Graduates of a new co-op work placement program offered by the Army Reserve and local school boards – many of whom attend university or college while continuing with the Army Reserve – credit the program with their current success, reported the Toronto Star Sept. 28. “The biggest skill that is developed here is teamwork, which will make or break you on that course,” says Martin Boreczek, a reservist corporal who served in Afghanistan in 2004-2005 and is now in his fourth year at York University. “The military is great for time-management skills,” he says. “A lot of things need to get done on time, which is something procrastinating university students could learn and apply.”
Osgoode trade expert publishes report touting benefits of corporate diversity
Ottawa should consider a company’s commitment to diversity before awarding a federal contract, argues a new report commissioned by the Canadian Aboriginal and Minority Supplier Council, reported the Toronto Star Sept. 28. Minority-owned businesses often struggle to integrate into the Canadian market. In general, minorities are expected to make up one-quarter of Canada’s population by 2017, and the disproportionate unemployment and poverty rates minorities experience will continue to grow without government intervention, says the study, which was released yesterday. The 58-page supplier-council study, co-authored by Charles Gastle, professor of international trade at York’s Osgoode Hall Law School, and former colleague Zara Merali, also highlights the economic opportunities aboriginal and minority businesses offer.

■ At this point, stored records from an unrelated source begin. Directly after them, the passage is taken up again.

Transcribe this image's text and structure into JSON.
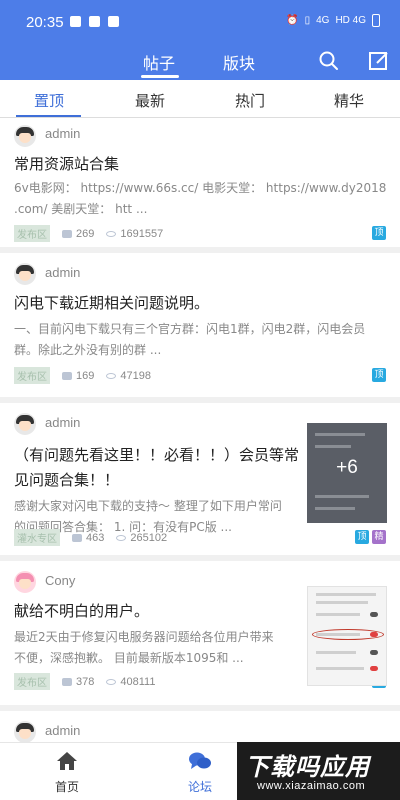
{
  "status_bar": {
    "time": "20:35",
    "network_left": "4G",
    "network_right": "HD 4G"
  },
  "app_bar": {
    "tabs": [
      "帖子",
      "版块"
    ],
    "active_tab": "帖子"
  },
  "sub_tabs": {
    "items": [
      "置顶",
      "最新",
      "热门",
      "精华"
    ],
    "active": "置顶"
  },
  "posts": [
    {
      "author": "admin",
      "title": "常用资源站合集",
      "excerpt": [
        "6v电影网： https://www.66s.cc/ 电影天堂： https://www.dy2018",
        ".com/ 美剧天堂： htt ..."
      ],
      "forum": "发布区",
      "comments": "269",
      "views": "1691557",
      "badges": [
        "顶"
      ]
    },
    {
      "author": "admin",
      "title": "闪电下载近期相关问题说明。",
      "excerpt": [
        "一、目前闪电下载只有三个官方群：闪电1群，闪电2群，闪电会员",
        "群。除此之外没有别的群 ..."
      ],
      "forum": "发布区",
      "comments": "169",
      "views": "47198",
      "badges": [
        "顶"
      ]
    },
    {
      "author": "admin",
      "title": [
        "（有问题先看这里！！必看！！）会员等常",
        "见问题合集！！"
      ],
      "excerpt": [
        "感谢大家对闪电下载的支持～ 整理了如下用户常问",
        "的问题回答合集： 1. 问：有没有PC版 ..."
      ],
      "forum": "灌水专区",
      "comments": "463",
      "views": "265102",
      "badges": [
        "顶",
        "精"
      ],
      "thumb_more": "+6"
    },
    {
      "author": "Cony",
      "title": "献给不明白的用户。",
      "excerpt": [
        "最近2天由于修复闪电服务器问题给各位用户带来",
        "不便，深感抱歉。 目前最新版本1095和 ..."
      ],
      "forum": "发布区",
      "comments": "378",
      "views": "408111",
      "badges": [
        "顶"
      ]
    },
    {
      "author": "admin"
    }
  ],
  "bottom_nav": {
    "home": "首页",
    "forum": "论坛"
  },
  "watermark": {
    "big": "下载吗应用",
    "small": "www.xiazaimao.com"
  },
  "colors": {
    "primary": "#4d7de8",
    "accent": "#3f6fd8",
    "top_badge": "#28a9e0",
    "essence_badge": "#a472ca"
  }
}
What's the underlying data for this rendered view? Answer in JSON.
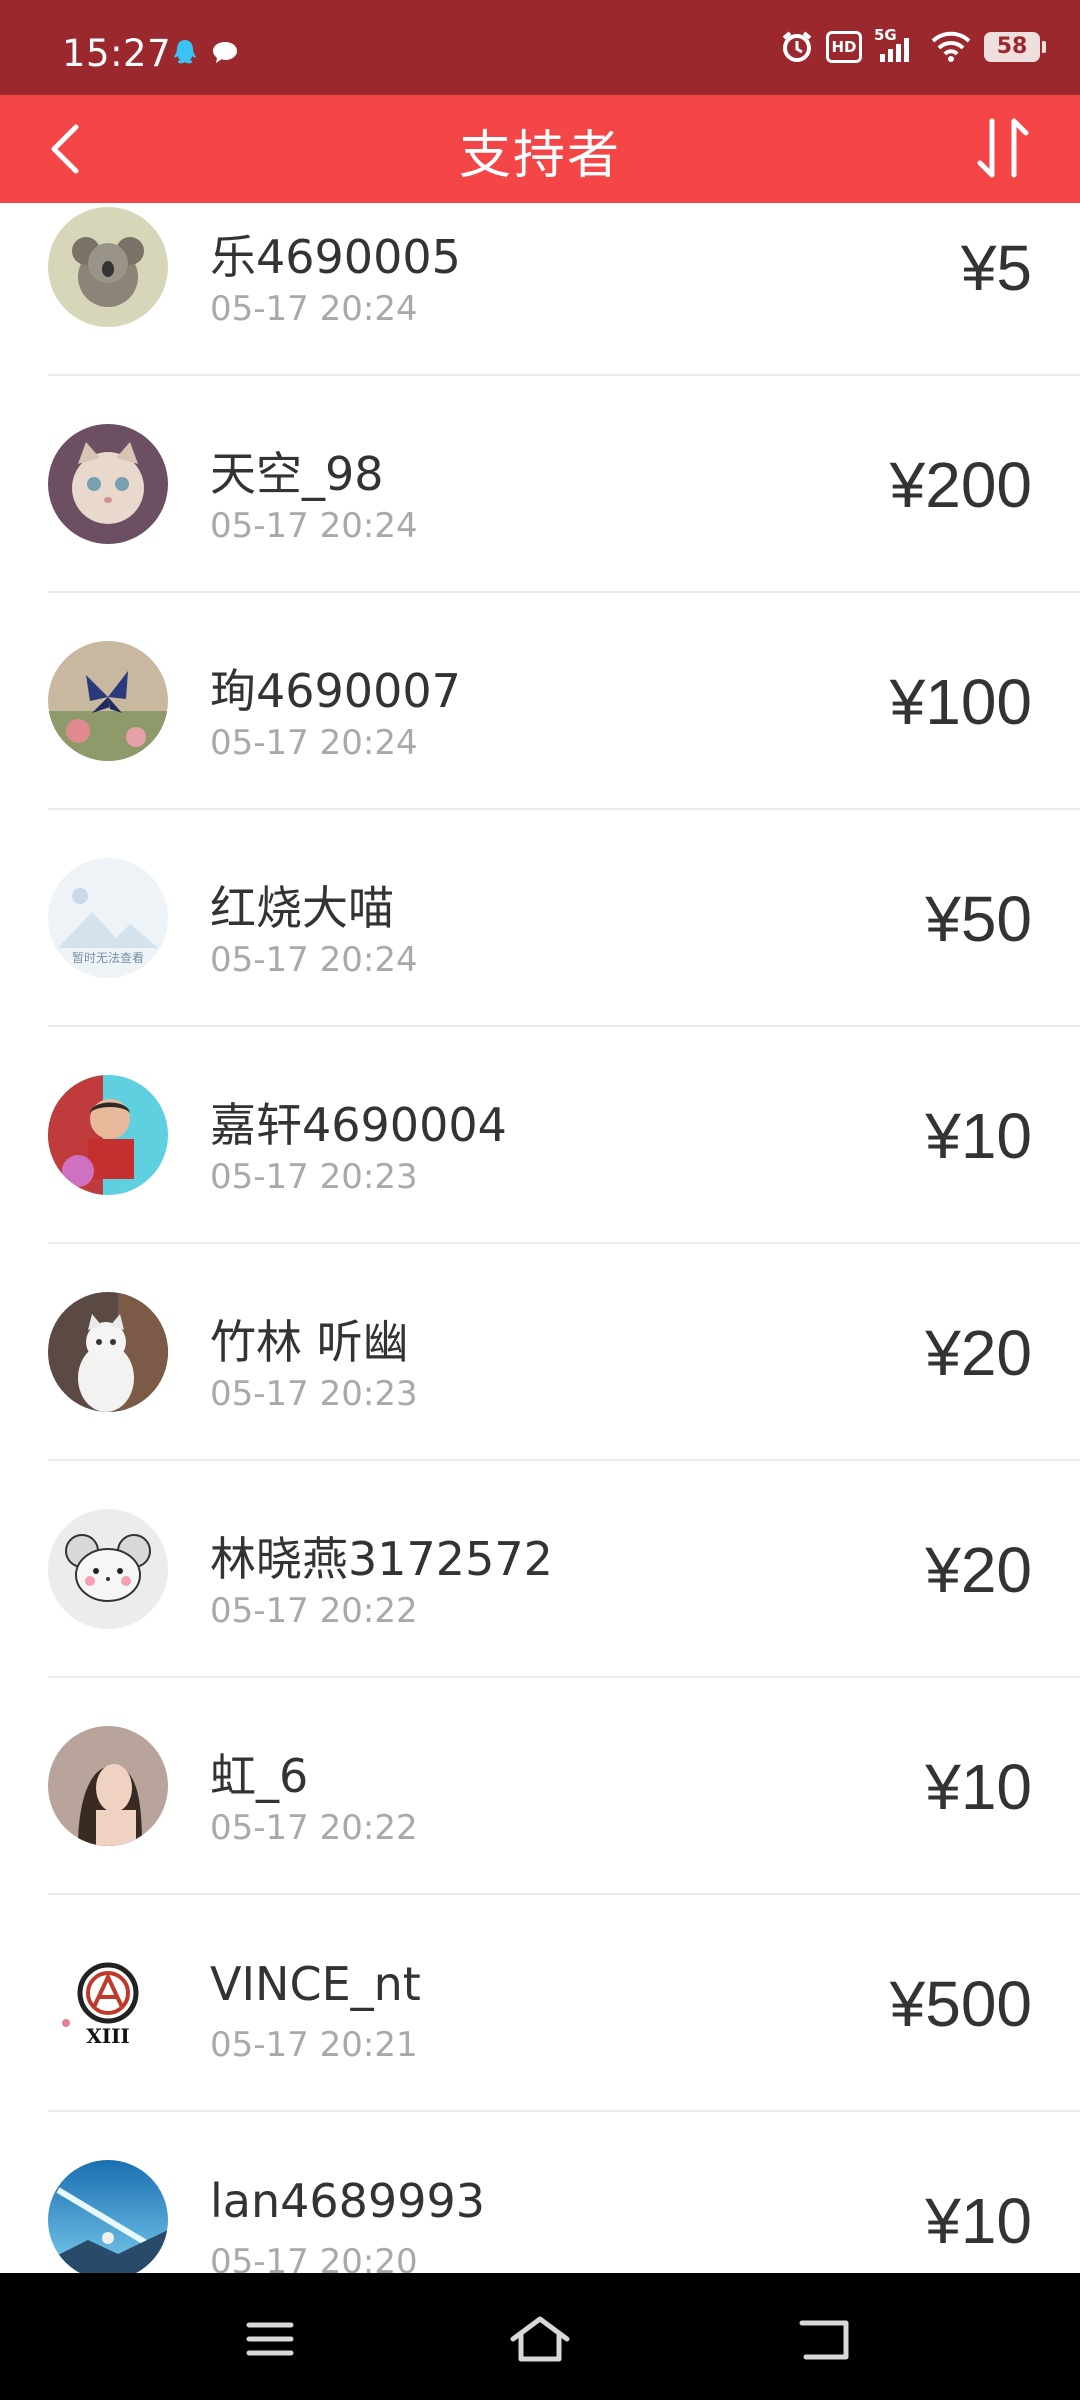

- London’s A-Channel news reported Sept. 26 that dancers from York’s Faculty of Fine Arts took part in the Pearson School for the Arts annual Arts Harvest.